- _Dataset excerpts_:
____

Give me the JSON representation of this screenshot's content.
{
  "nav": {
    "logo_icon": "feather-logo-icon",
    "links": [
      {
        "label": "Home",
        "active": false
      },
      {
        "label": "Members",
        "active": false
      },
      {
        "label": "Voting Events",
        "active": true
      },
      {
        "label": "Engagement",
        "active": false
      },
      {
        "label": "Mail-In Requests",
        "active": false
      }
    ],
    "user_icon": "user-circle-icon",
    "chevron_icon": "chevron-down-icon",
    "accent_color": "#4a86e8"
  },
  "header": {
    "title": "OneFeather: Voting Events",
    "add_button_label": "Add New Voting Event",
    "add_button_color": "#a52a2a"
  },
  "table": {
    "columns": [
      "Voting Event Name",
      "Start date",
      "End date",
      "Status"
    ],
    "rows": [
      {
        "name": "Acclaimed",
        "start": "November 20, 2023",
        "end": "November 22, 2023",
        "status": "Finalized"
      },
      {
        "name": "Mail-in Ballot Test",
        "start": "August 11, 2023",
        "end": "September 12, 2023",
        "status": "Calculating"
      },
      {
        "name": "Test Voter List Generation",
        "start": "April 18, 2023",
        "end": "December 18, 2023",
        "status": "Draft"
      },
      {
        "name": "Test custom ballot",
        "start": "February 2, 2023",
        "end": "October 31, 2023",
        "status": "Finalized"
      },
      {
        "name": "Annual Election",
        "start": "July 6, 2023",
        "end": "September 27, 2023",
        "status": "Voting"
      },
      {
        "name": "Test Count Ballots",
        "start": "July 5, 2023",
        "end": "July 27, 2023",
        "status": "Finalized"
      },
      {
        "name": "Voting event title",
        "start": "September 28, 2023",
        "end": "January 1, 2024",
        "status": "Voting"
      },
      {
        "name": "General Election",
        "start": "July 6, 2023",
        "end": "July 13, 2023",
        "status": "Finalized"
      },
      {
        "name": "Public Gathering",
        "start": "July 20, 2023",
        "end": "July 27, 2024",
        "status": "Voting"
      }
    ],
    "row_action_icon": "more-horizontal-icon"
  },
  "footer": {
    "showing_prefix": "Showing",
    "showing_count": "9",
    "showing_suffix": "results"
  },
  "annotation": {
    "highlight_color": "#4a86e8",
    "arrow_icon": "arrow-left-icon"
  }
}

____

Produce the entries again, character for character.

Give me the JSON representation of this screenshot's content.
{
  "nav": {
    "logo_icon": "feather-logo-icon",
    "links": [
      {
        "label": "Home",
        "active": false
      },
      {
        "label": "Members",
        "active": false
      },
      {
        "label": "Voting Events",
        "active": true
      },
      {
        "label": "Engagement",
        "active": false
      },
      {
        "label": "Mail-In Requests",
        "active": false
      }
    ],
    "user_icon": "user-circle-icon",
    "chevron_icon": "chevron-down-icon",
    "accent_color": "#4a86e8"
  },
  "header": {
    "title": "OneFeather: Voting Events",
    "add_button_label": "Add New Voting Event",
    "add_button_color": "#a52a2a"
  },
  "table": {
    "columns": [
      "Voting Event Name",
      "Start date",
      "End date",
      "Status"
    ],
    "rows": [
      {
        "name": "Acclaimed",
        "start": "November 20, 2023",
        "end": "November 22, 2023",
        "status": "Finalized"
      },
      {
        "name": "Mail-in Ballot Test",
        "start": "August 11, 2023",
        "end": "September 12, 2023",
        "status": "Calculating"
      },
      {
        "name": "Test Voter List Generation",
        "start": "April 18, 2023",
        "end": "December 18, 2023",
        "status": "Draft"
      },
      {
        "name": "Test custom ballot",
        "start": "February 2, 2023",
        "end": "October 31, 2023",
        "status": "Finalized"
      },
      {
        "name": "Annual Election",
        "start": "July 6, 2023",
        "end": "September 27, 2023",
        "status": "Voting"
      },
      {
        "name": "Test Count Ballots",
        "start": "July 5, 2023",
        "end": "July 27, 2023",
        "status": "Finalized"
      },
      {
        "name": "Voting event title",
        "start": "September 28, 2023",
        "end": "January 1, 2024",
        "status": "Voting"
      },
      {
        "name": "General Election",
        "start": "July 6, 2023",
        "end": "July 13, 2023",
        "status": "Finalized"
      },
      {
        "name": "Public Gathering",
        "start": "July 20, 2023",
        "end": "July 27, 2024",
        "status": "Voting"
      }
    ],
    "row_action_icon": "more-horizontal-icon"
  },
  "footer": {
    "showing_prefix": "Showing",
    "showing_count": "9",
    "showing_suffix": "results"
  },
  "annotation": {
    "highlight_color": "#4a86e8",
    "arrow_icon": "arrow-left-icon"
  }
}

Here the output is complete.